[Data entries]
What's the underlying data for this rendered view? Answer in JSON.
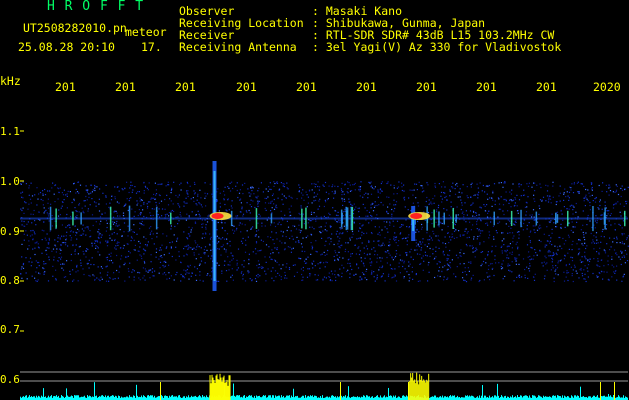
{
  "header": {
    "station": "H R O F F T",
    "filename": "UT2508282010.pn",
    "detection": "meteor",
    "datetime": "25.08.28 20:10",
    "count": "17.",
    "fields": [
      {
        "label": "Observer",
        "value": ": Masaki Kano"
      },
      {
        "label": "Receiving Location",
        "value": ": Shibukawa, Gunma, Japan"
      },
      {
        "label": "Receiver",
        "value": ": RTL-SDR SDR# 43dB L15 103.2MHz CW"
      },
      {
        "label": "Receiving Antenna",
        "value": ": 3el Yagi(V) Az 330 for Vladivostok"
      }
    ]
  },
  "axis": {
    "unit": "kHz",
    "y_ticks": [
      "1.1",
      "1.0",
      "0.9",
      "0.8",
      "0.7",
      "0.6"
    ],
    "time_labels": [
      "201",
      "201",
      "201",
      "201",
      "201",
      "201",
      "201",
      "201",
      "201",
      "2020"
    ]
  },
  "colors": {
    "text": "#ffff00",
    "station": "#00ff66",
    "background": "#000000",
    "echo_peak": "#ff2020",
    "noise": "#1a3cff",
    "level_trace": "#00ffff",
    "level_peak": "#ffff00"
  },
  "chart_data": {
    "type": "heatmap",
    "title": "H R O F F T",
    "ylabel": "kHz",
    "ylim": [
      0.58,
      1.15
    ],
    "noise_band_khz": [
      0.8,
      1.0
    ],
    "carrier_khz": 0.925,
    "meteor_echoes": [
      {
        "label": "echo-1",
        "time_index": 2.6,
        "khz": 0.93,
        "strength": "strong",
        "spread_khz": [
          0.78,
          1.04
        ]
      },
      {
        "label": "echo-2",
        "time_index": 5.9,
        "khz": 0.93,
        "strength": "strong",
        "spread_khz": [
          0.88,
          0.95
        ]
      }
    ]
  }
}
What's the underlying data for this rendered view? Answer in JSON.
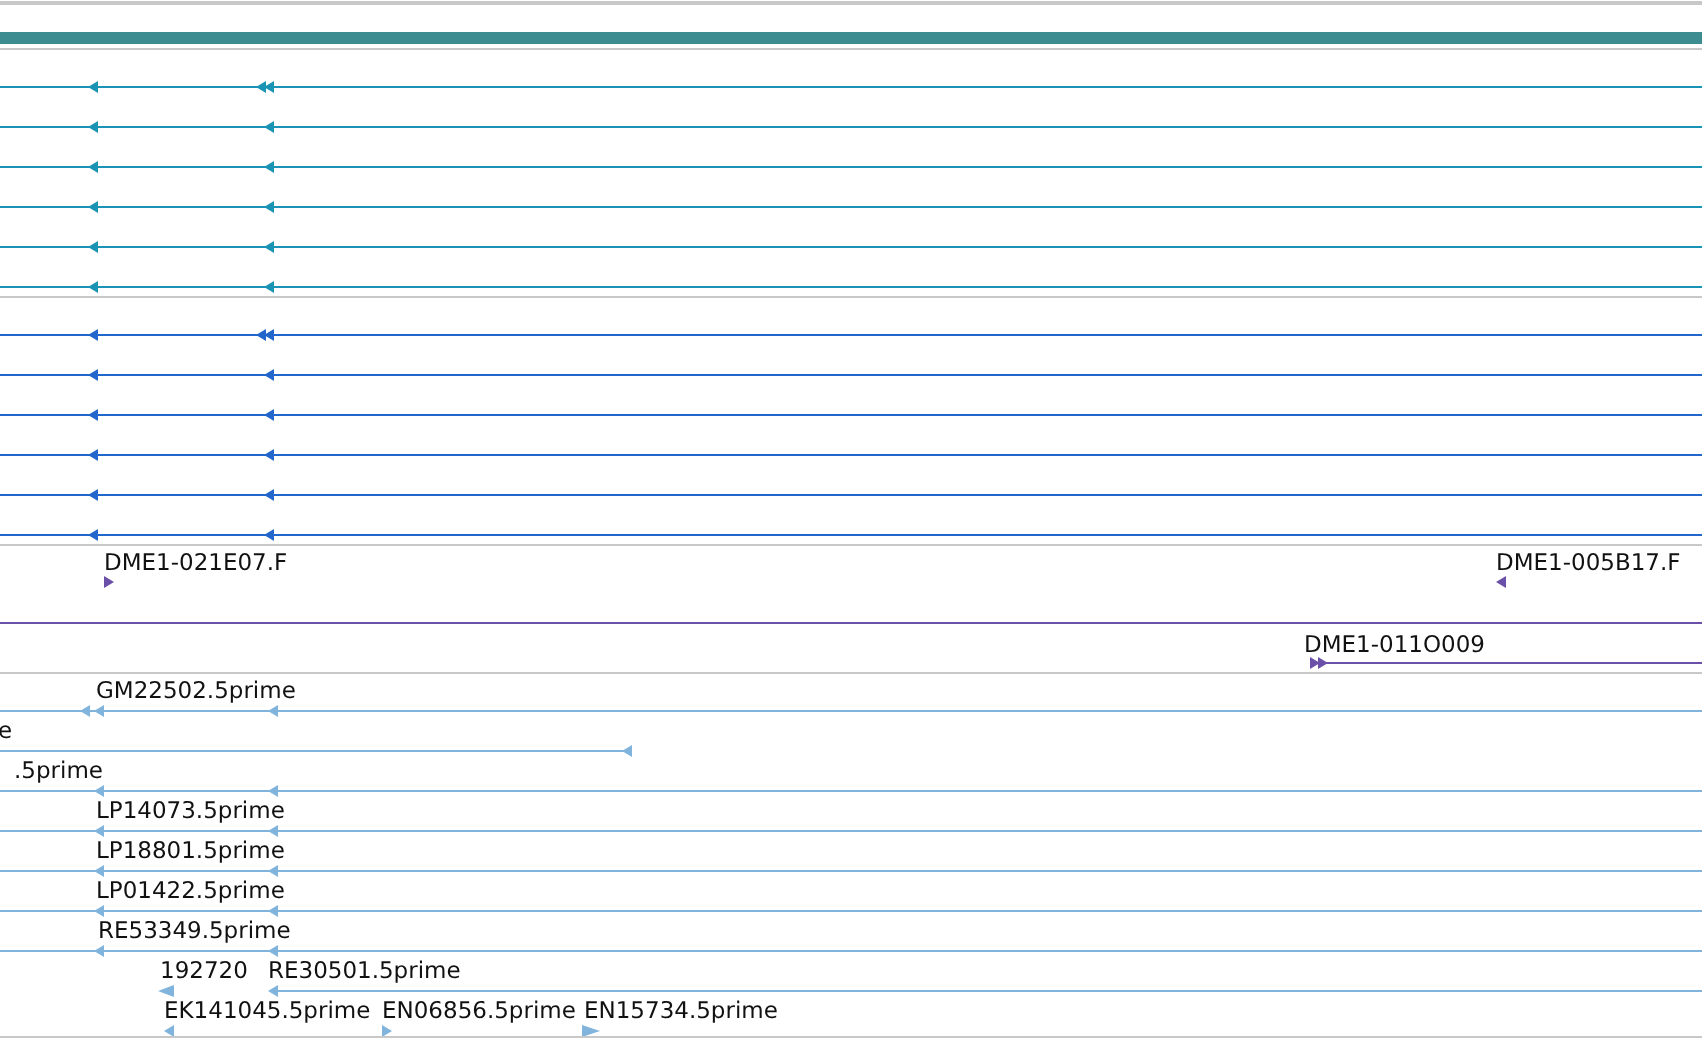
{
  "tracks": [
    {
      "kind": "bar",
      "color": "#3d8c8f"
    },
    {
      "kind": "alignment",
      "color": "#1a94b4",
      "rows": [
        {
          "double_head": true
        },
        {
          "double_head": false
        },
        {
          "double_head": false
        },
        {
          "double_head": false
        },
        {
          "double_head": false
        },
        {
          "double_head": false
        }
      ]
    },
    {
      "kind": "alignment",
      "color": "#2266cc",
      "rows": [
        {
          "double_head": true
        },
        {
          "double_head": false
        },
        {
          "double_head": false
        },
        {
          "double_head": false
        },
        {
          "double_head": false
        },
        {
          "double_head": false
        }
      ]
    },
    {
      "kind": "labelled",
      "color": "#6a50a8",
      "features": [
        {
          "label": "DME1-021E07.F",
          "forward": true
        },
        {
          "label": "DME1-005B17.F",
          "forward": false
        }
      ]
    },
    {
      "kind": "spanning",
      "color": "#6a50a8",
      "features": [
        {
          "label": "DME1-011O009",
          "forward": true
        }
      ]
    },
    {
      "kind": "est",
      "color": "#80b4dc",
      "rows": [
        {
          "labels": [
            "GM22502.5prime"
          ]
        },
        {
          "labels": [
            "e"
          ]
        },
        {
          "labels": [
            ".5prime"
          ]
        },
        {
          "labels": [
            "LP14073.5prime"
          ]
        },
        {
          "labels": [
            "LP18801.5prime"
          ]
        },
        {
          "labels": [
            "LP01422.5prime"
          ]
        },
        {
          "labels": [
            "RE53349.5prime"
          ]
        },
        {
          "labels": [
            "192720",
            "RE30501.5prime"
          ]
        },
        {
          "labels": [
            "EK141045.5prime",
            "EN06856.5prime",
            "EN15734.5prime"
          ]
        }
      ]
    }
  ]
}
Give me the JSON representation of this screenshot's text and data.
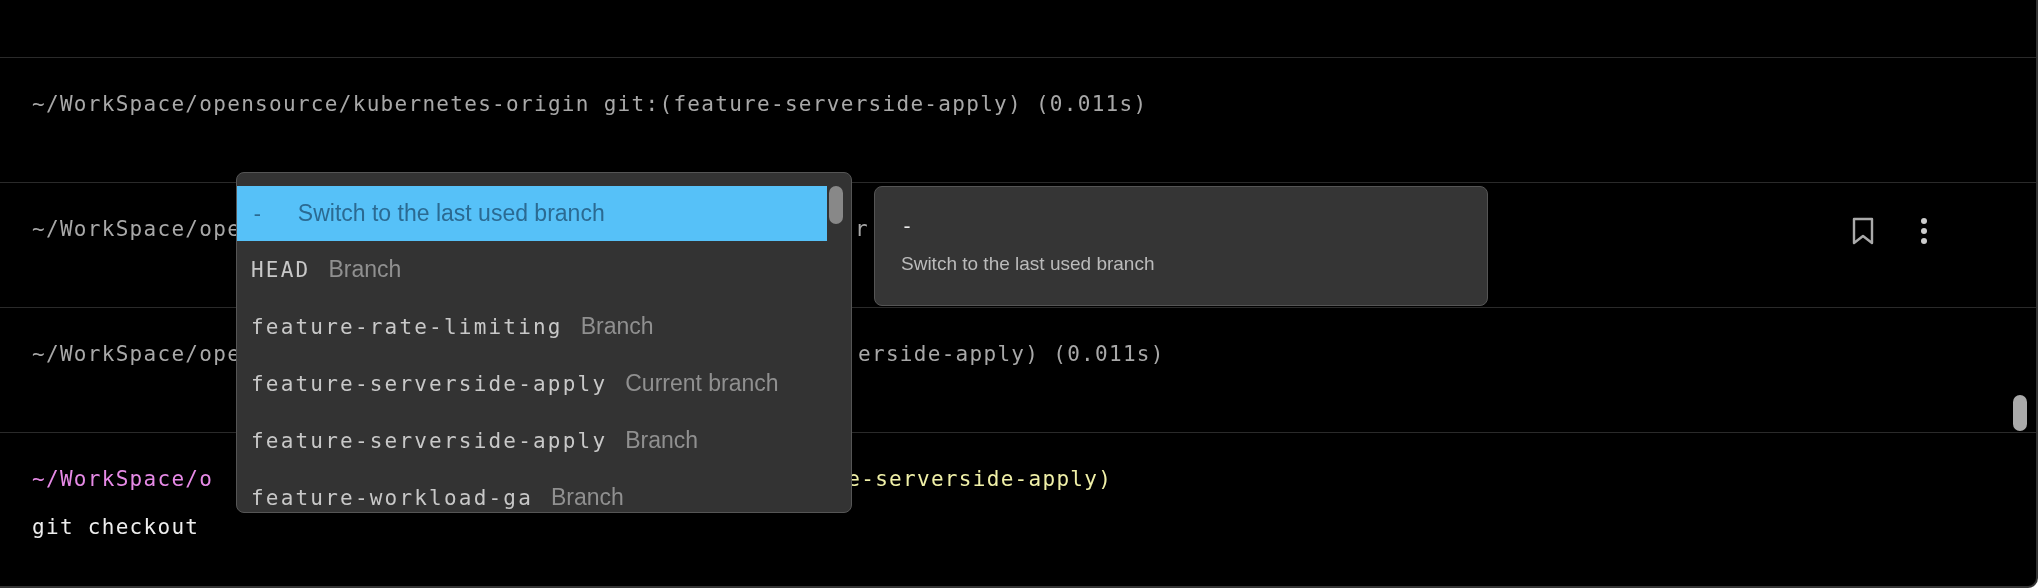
{
  "blocks": [
    {
      "kind": "output",
      "left": "~/WorkSpace/opensource/kubernetes-origin git:(feature-serverside-apply) (0.011s)",
      "hover_actions": false
    },
    {
      "kind": "output",
      "left": "~/WorkSpace/ope",
      "right": "r",
      "hover_actions": true
    },
    {
      "kind": "output",
      "left": "~/WorkSpace/ope",
      "right": "erside-apply) (0.011s)",
      "hover_actions": false
    }
  ],
  "prompt": {
    "path": "~/WorkSpace/o",
    "branch": "e-serverside-apply)",
    "command": "git checkout"
  },
  "completion_menu": {
    "items": [
      {
        "name": "-",
        "description": "Switch to the last used branch",
        "selected": true
      },
      {
        "name": "HEAD",
        "description": "Branch",
        "selected": false
      },
      {
        "name": "feature-rate-limiting",
        "description": "Branch",
        "selected": false
      },
      {
        "name": "feature-serverside-apply",
        "description": "Current branch",
        "selected": false
      },
      {
        "name": "feature-serverside-apply",
        "description": "Branch",
        "selected": false
      },
      {
        "name": "feature-workload-ga",
        "description": "Branch",
        "selected": false
      }
    ]
  },
  "detail_popup": {
    "title": "-",
    "description": "Switch to the last used branch"
  }
}
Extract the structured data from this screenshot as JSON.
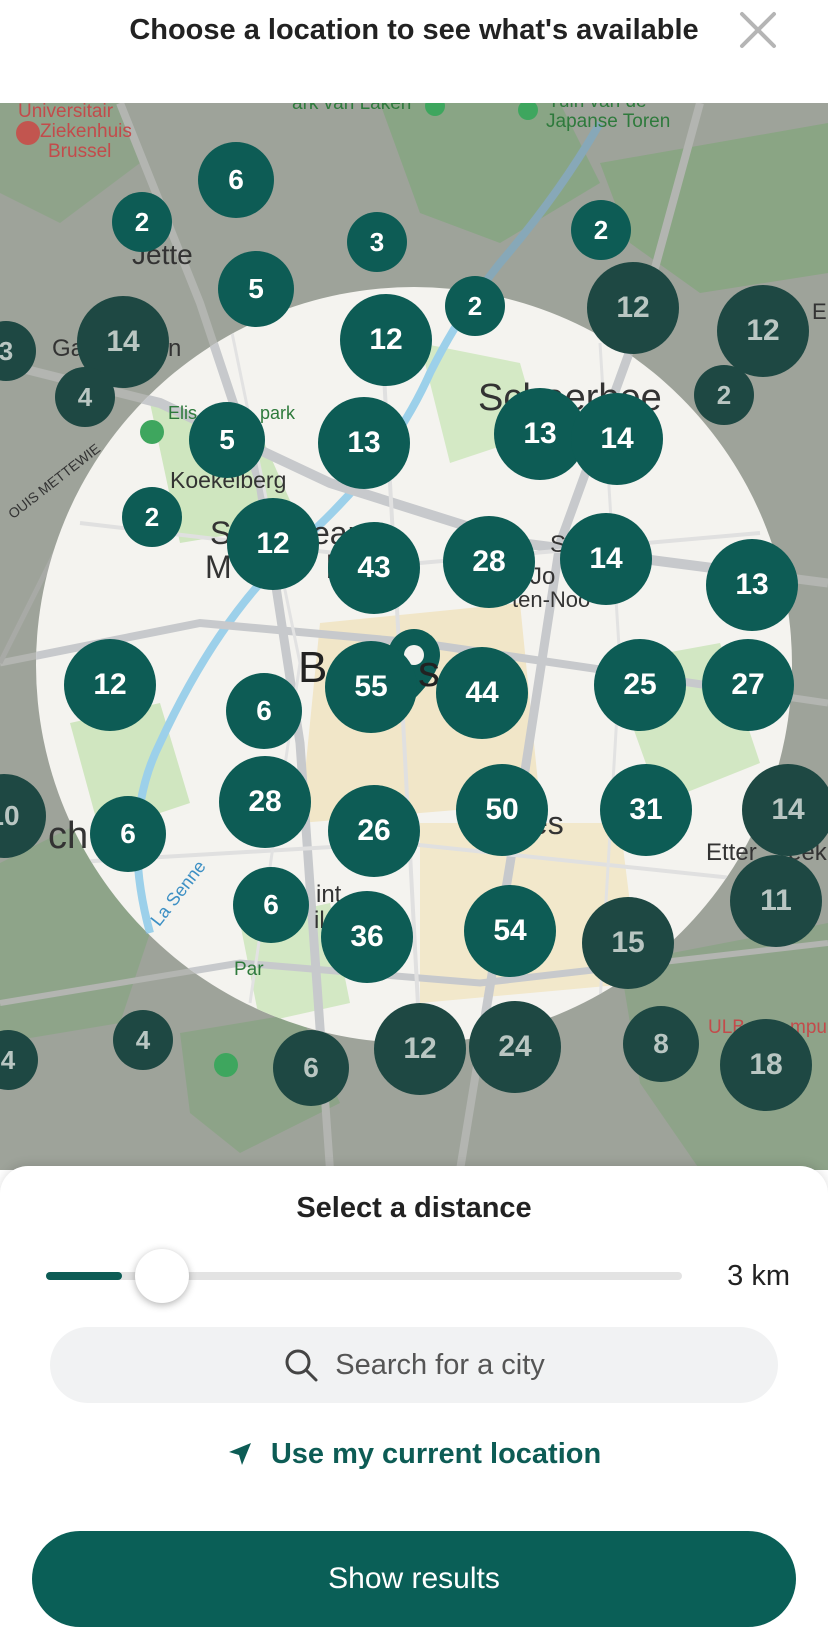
{
  "header": {
    "title": "Choose a location to see what's available",
    "close_icon": "close-icon"
  },
  "map": {
    "labels": [
      "Universitair",
      "Ziekenhuis",
      "Brussel",
      "ark van Laken",
      "Tuin van de",
      "Japanse Toren",
      "Jette",
      "Ga",
      "n",
      "Elis",
      "park",
      "Schaerbee",
      "E",
      "Koekelberg",
      "S",
      "ean",
      "M",
      "b",
      "S",
      "Jo",
      "ten-Noo",
      "B",
      "s",
      "ch",
      "es",
      "Etter",
      "eek",
      "La Senne",
      "int",
      "il",
      "Par",
      "ULB",
      "mpu",
      "OUIS METTEWIE"
    ],
    "clusters": [
      {
        "label": "6"
      },
      {
        "label": "2"
      },
      {
        "label": "3"
      },
      {
        "label": "5"
      },
      {
        "label": "2"
      },
      {
        "label": "2"
      },
      {
        "label": "12"
      },
      {
        "label": "12"
      },
      {
        "label": "14"
      },
      {
        "label": "3"
      },
      {
        "label": "4"
      },
      {
        "label": "12"
      },
      {
        "label": "2"
      },
      {
        "label": "5"
      },
      {
        "label": "13"
      },
      {
        "label": "13"
      },
      {
        "label": "14"
      },
      {
        "label": "2"
      },
      {
        "label": "12"
      },
      {
        "label": "43"
      },
      {
        "label": "28"
      },
      {
        "label": "14"
      },
      {
        "label": "13"
      },
      {
        "label": "12"
      },
      {
        "label": "6"
      },
      {
        "label": "55"
      },
      {
        "label": "44"
      },
      {
        "label": "25"
      },
      {
        "label": "27"
      },
      {
        "label": "10"
      },
      {
        "label": "6"
      },
      {
        "label": "28"
      },
      {
        "label": "26"
      },
      {
        "label": "50"
      },
      {
        "label": "31"
      },
      {
        "label": "14"
      },
      {
        "label": "6"
      },
      {
        "label": "36"
      },
      {
        "label": "54"
      },
      {
        "label": "15"
      },
      {
        "label": "11"
      },
      {
        "label": "4"
      },
      {
        "label": "4"
      },
      {
        "label": "6"
      },
      {
        "label": "12"
      },
      {
        "label": "24"
      },
      {
        "label": "8"
      },
      {
        "label": "18"
      }
    ],
    "search_radius_km": 3,
    "accent_color": "#0d5c55"
  },
  "sheet": {
    "title": "Select a distance",
    "distance_value": "3 km",
    "slider_fraction": 0.12,
    "search_placeholder": "Search for a city",
    "search_icon": "search-icon",
    "use_location_label": "Use my current location",
    "use_location_icon": "navigation-arrow-icon",
    "show_results_label": "Show results"
  }
}
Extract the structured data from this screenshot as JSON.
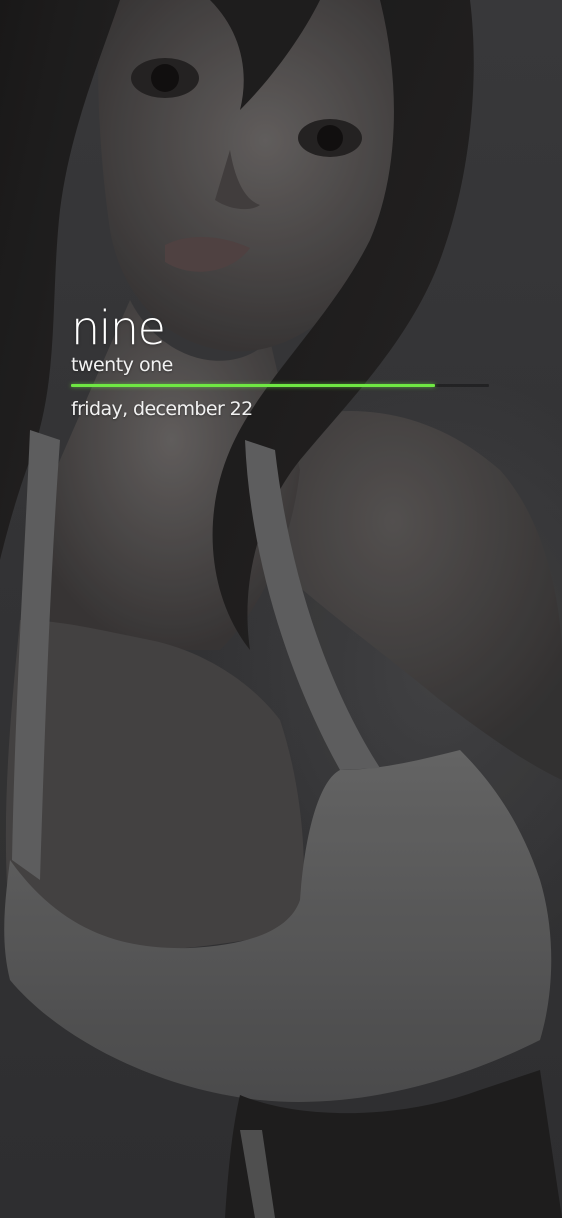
{
  "lockscreen": {
    "time_hour": "nine",
    "time_minute": "twenty one",
    "date": "friday, december 22",
    "progress": 0.87
  },
  "colors": {
    "progress_accent": "#6fe843",
    "text": "#ffffff",
    "background": "#3d3d3f"
  },
  "wallpaper": {
    "subject": "illustrated portrait of a dark-haired woman in a white tank top"
  }
}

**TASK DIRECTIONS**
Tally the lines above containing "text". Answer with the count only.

**WORKED SOLUTION**
3